webWelcome back to our weekly installment, Watching the Web, where we have a quick look at some interesting watches and articles that have popped up over the last week (or so), as well as taking a second look at what some of our more popular articles this week. I thought I would point you toward a lovely tourbillon by boutique watchmakers Manufacture Royale, as well as Los Angeles Times profile of Cameron Weiss and an opportunity for some hands on time with boutique German Watches.
We like to feature Touch of Modern sales here on WWR, for good reasons. They often have interesting timepieces at pretty decent discounts. The site does require you to sign up in order to buy, so if you have not done so already, you can join here. Right now on the site, they are featuring two interesting watch sales, one on a range of divers from Deep Blue, and the other on high end automatics from Azimuth.
Ball is a brand that first caught my eye a few years back for its use of tritium tubes in a variety of ways across their catalog. They are not just a one trick pony, though. In the last year or so, they have introduced quite a bit of technical innovations to their watches and movements. One of the latest ones that will be coming down the pike is the Ball Engineer II Magneto S Watch.
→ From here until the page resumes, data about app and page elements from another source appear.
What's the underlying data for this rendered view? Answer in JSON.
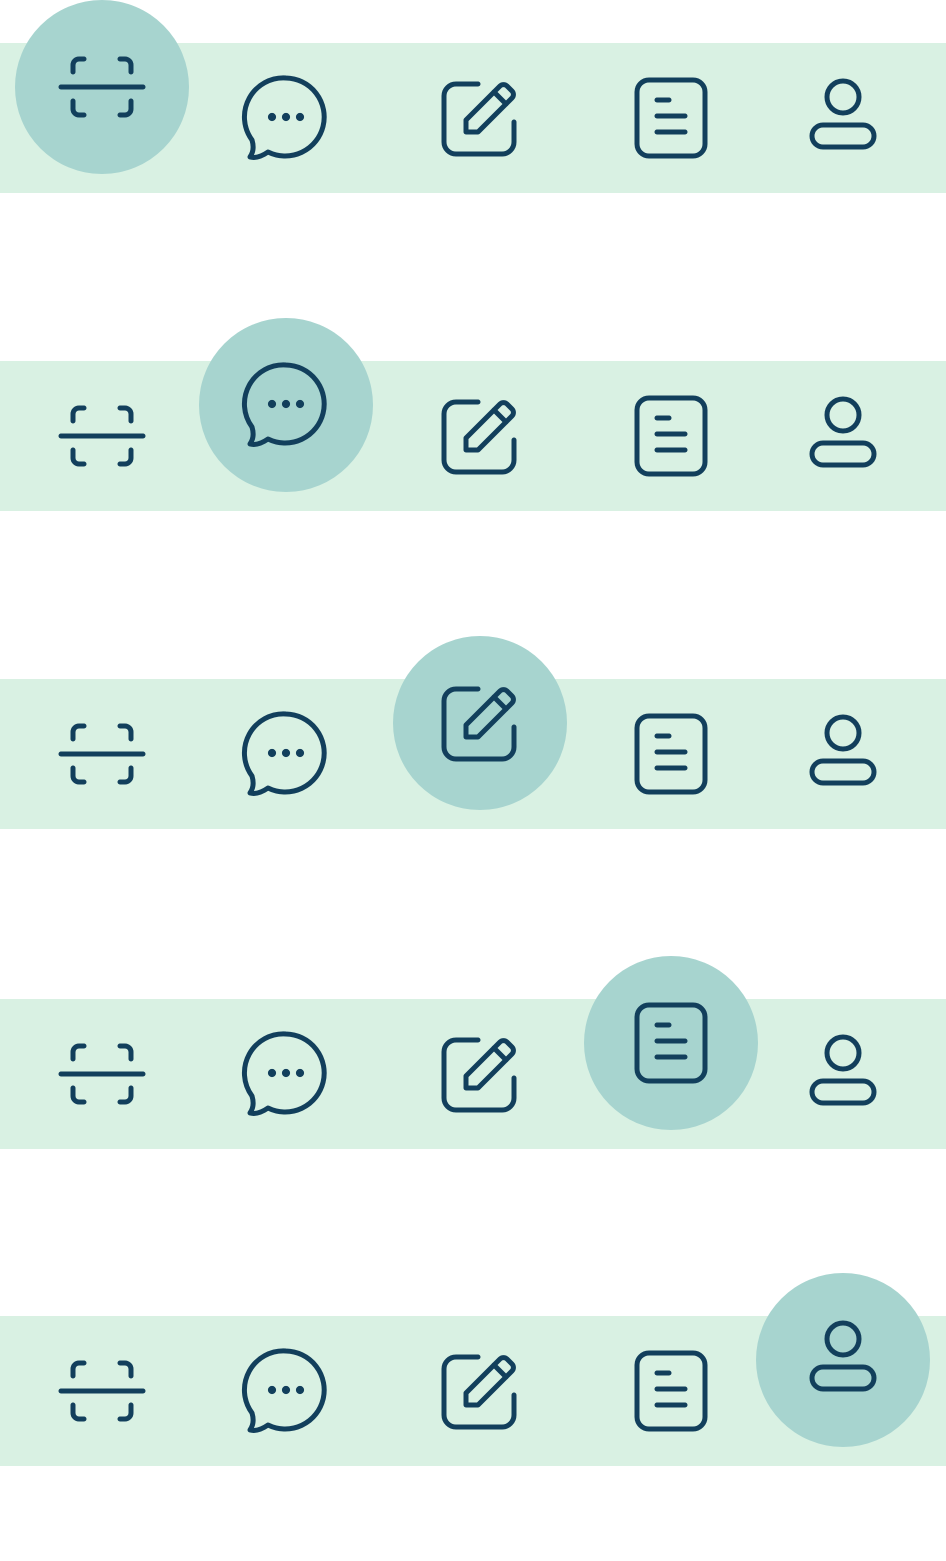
{
  "theme": {
    "bar_background": "#d9f1e3",
    "active_bubble": "#a7d4cf",
    "icon_stroke": "#123f5c",
    "page_background": "#ffffff"
  },
  "icons": [
    {
      "id": "scan",
      "icon": "scan-icon"
    },
    {
      "id": "chat",
      "icon": "chat-bubble-icon"
    },
    {
      "id": "edit",
      "icon": "edit-pencil-icon"
    },
    {
      "id": "document",
      "icon": "document-icon"
    },
    {
      "id": "profile",
      "icon": "user-icon"
    }
  ],
  "navbars": [
    {
      "state": "scan-selected",
      "active": "scan"
    },
    {
      "state": "chat-selected",
      "active": "chat"
    },
    {
      "state": "edit-selected",
      "active": "edit"
    },
    {
      "state": "document-selected",
      "active": "document"
    },
    {
      "state": "profile-selected",
      "active": "profile"
    }
  ]
}
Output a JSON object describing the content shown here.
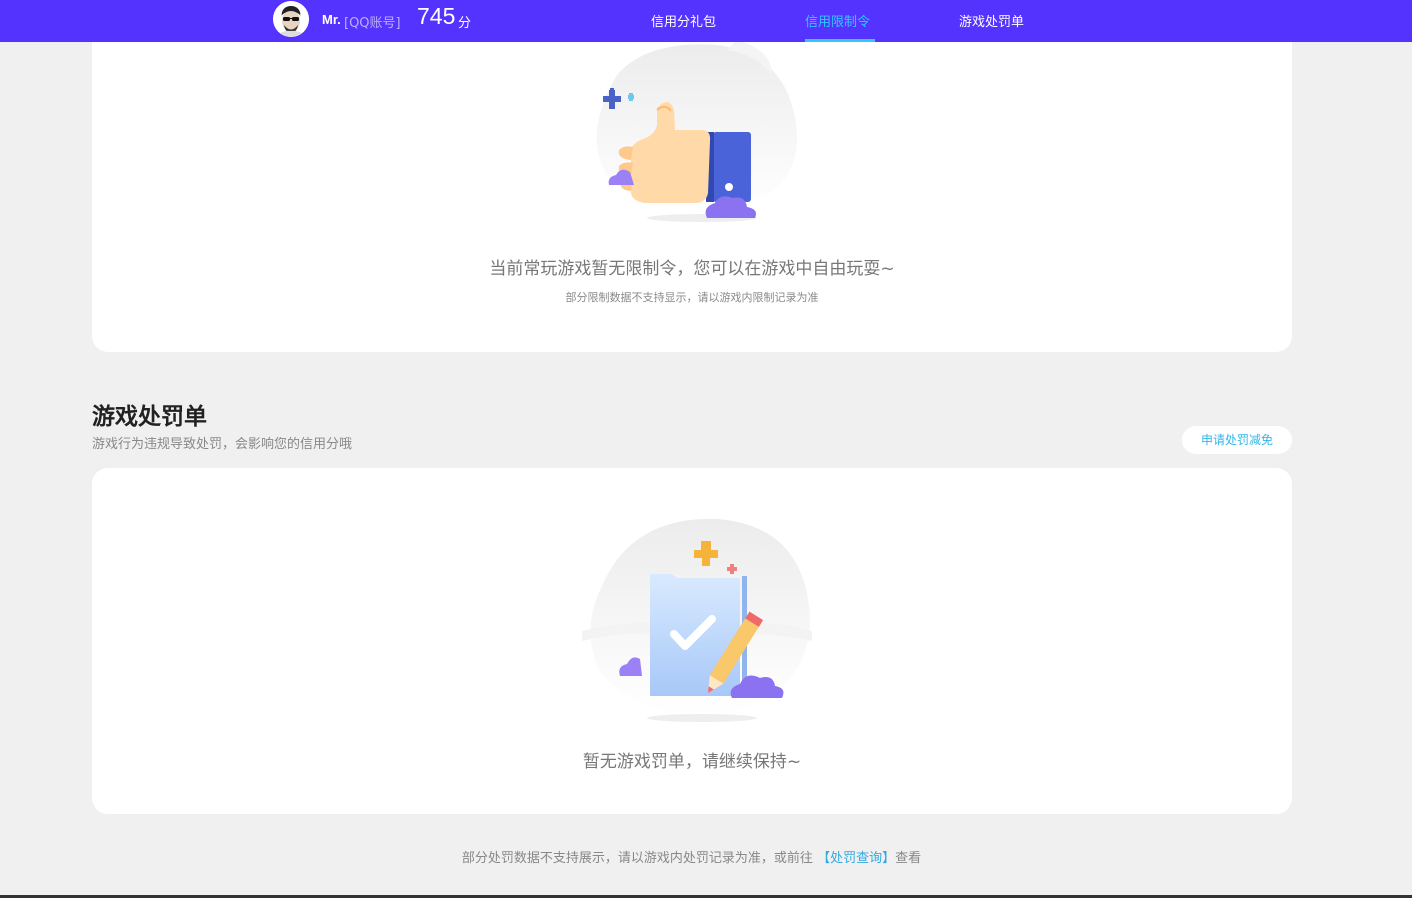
{
  "header": {
    "user_name": "Mr.",
    "user_account": "[QQ账号]",
    "score": "745",
    "score_unit": "分",
    "tabs": [
      {
        "label": "信用分礼包"
      },
      {
        "label": "信用限制令"
      },
      {
        "label": "游戏处罚单"
      }
    ],
    "active_tab": "信用限制令",
    "colors": {
      "bar": "#5533ff",
      "active": "#34c6ff"
    }
  },
  "restriction": {
    "empty_title": "当前常玩游戏暂无限制令，您可以在游戏中自由玩耍~",
    "empty_note": "部分限制数据不支持显示，请以游戏内限制记录为准",
    "illustration_icon": "thumbs-up-icon"
  },
  "penalty": {
    "title": "游戏处罚单",
    "desc": "游戏行为违规导致处罚，会影响您的信用分哦",
    "appeal_button": "申请处罚减免",
    "empty_title": "暂无游戏罚单，请继续保持~",
    "illustration_icon": "checklist-pencil-icon"
  },
  "footer": {
    "note_prefix": "部分处罚数据不支持展示，请以游戏内处罚记录为准，或前往",
    "link": "【处罚查询】",
    "note_suffix": "查看"
  }
}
Last month, we brought you word of a new addition to the Tissot Visodate line – more precisely, a new bracelet to the lineup. From afar (and the one image that was available), I found myself rather liking the watch. Since then, we were able to spend some time with a sample, so today we are able to bring you a true review of the Tissot Visodate Milanais.
The Szanto 4000 series chronograph, specifically the bronze 4002, is the third of the Szanto military themed watches loaned to me for hands-on reviews. Like the two previous watches, the 1100 series and the 2250 series, Szanto is trying to recreate a vintage look with modern proportions and materials, at a value price.
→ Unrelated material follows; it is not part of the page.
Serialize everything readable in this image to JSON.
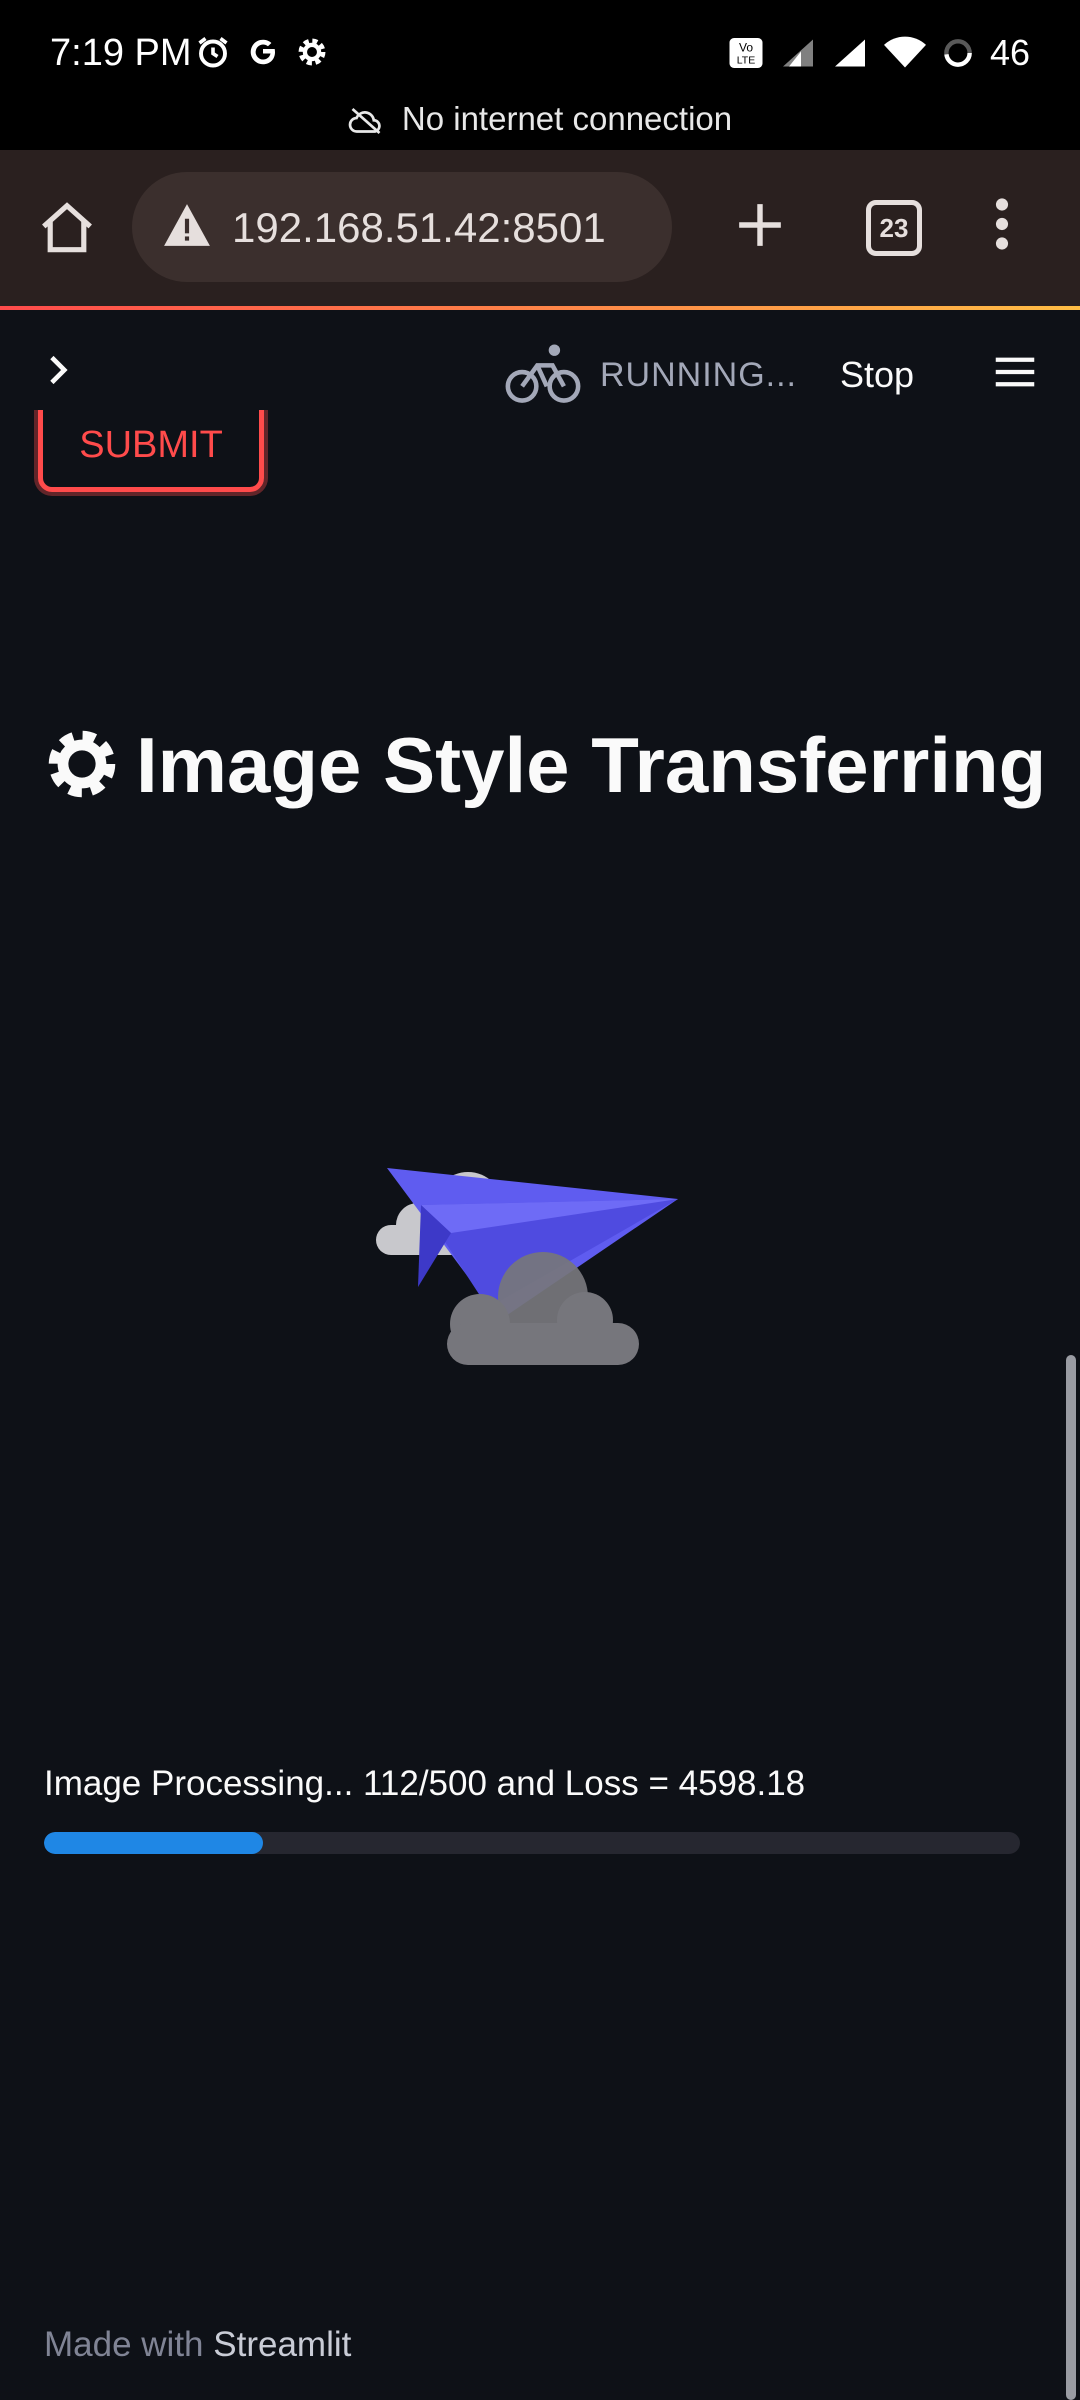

It is no secret that, once I discovered the Icelandic company Michelsen, I was quickly enamored of the products they were producing. While most of our attention has been on…
In an interesting (OK, maybe not that interesting) coincidence, I happened to be wearing my Zelos Helmsman when I received an update from company on the Zelos Chroma, their second watch project, which was going live that afternoon on Kickstarter. The Zelos Chroma is being billed as a minimalist automatic, which may actually sell the project a little short.
When it comes to mechanical time keeping, the oscillator is truly what allows the measurement of time. Take, for instance, a grandfather clock – it is the frequency of that pendulum swinging back and forth, at a constant rate, that allows the internal gearing to tell us the time. While things are on a much smaller scale, the same sort of principle applies to watches, be they mechanical or quartz watches. The humble oscillator has some really rather interesting developments recently, and that is what we will talk about in today’s edition of Historical Horology.